Scientists Find Intact 5-Foot Alligator Inside 18-Foot-Long Burmese Python in Florida

There's a terrifying reptile version of a turducken, just in time for Thanksgiving.

Instead of a duck stuffed inside a chicken stuffed inside a turkey, a Florida scientist and her colleagues recently discovered an entire alligator stuck inside a Burmese python.

Earlier this month, geoscientist Rosie Moore posted a video on her Instagram of the snake's necropsy, which included the surprising gator guest.

"The Burmese python (Python molurus bivittatus) is one of the largest snakes in the world (up to 20+ft)," Moore captioned the post. "This particular Python was roughly 18 ft, and had consumed a 5ft alligator. 🤯"

The graphic video shows Moore and her colleagues at the lab removing the mostly intact dead alligator from the python. It has garnered nearly 400,000 views since the geoscientist posted it two weeks ago.

RELATED: Body of Missing Woman Found Inside 23-Ft. Python Near Plantation in Indonesia: Reports

Python eats alligator
Python eats alligator

Getty Images

"I actually thought it was pretty gross too, and I'm used to necropsies and things," Moore told CNN's Jeanne Moos about the find.

She continued, "Oh my gosh, we were taking breaks running outside trying to get some fresh air. I've never smelled anything like that."

According to Florida Fish and Wildlife Conservation Commission, Burmese pythons are an invasive species in the state. It is legal for members of the public to capture and humanely kill Burmese pythons found in Florida to curb the species' negative impact on the state's ecosystem.

Moore received the python that consumed the alligator after the snake died.

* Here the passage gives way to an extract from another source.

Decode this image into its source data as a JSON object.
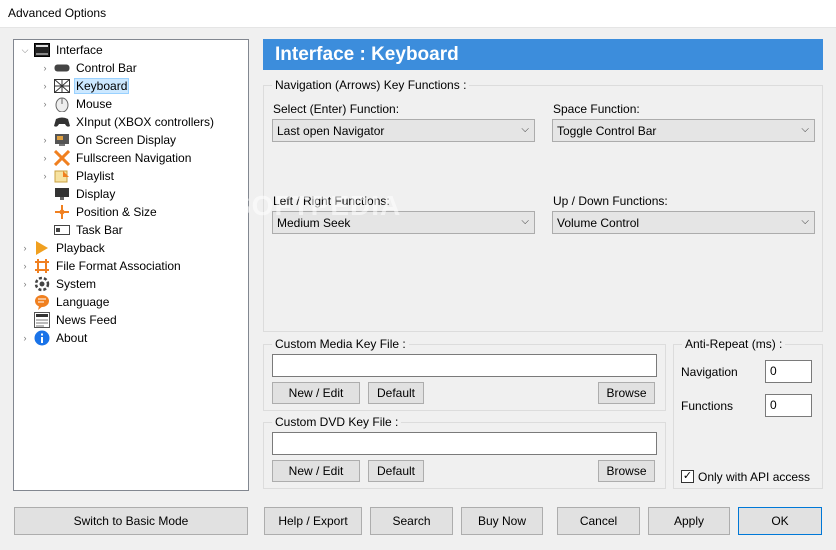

She performed the necropsy on the non-venomous species after someone felt something large inside the python's body.

RELATED: How Pythons Kill: Expert Explains Shocking but 'Extremely Rare' Case of Woman Swallowed by Giant Snake

Last month, Indonesian authorities said that the body of a missing woman was found inside a python that measured more than 20 feet long.

"This is extremely rare," Bruce Jayne, professor of biological sciences at the University of Cincinnati, told PEOPLE.

Though there are cases of snakes consuming humans, Jayne says, the "vast majority" involved enormous pythons and people of a "rather small stature."

"It takes pythons a really long time to attain these really enormous sizes," he says. "As a result, there are actually very few of these really, really large pythons."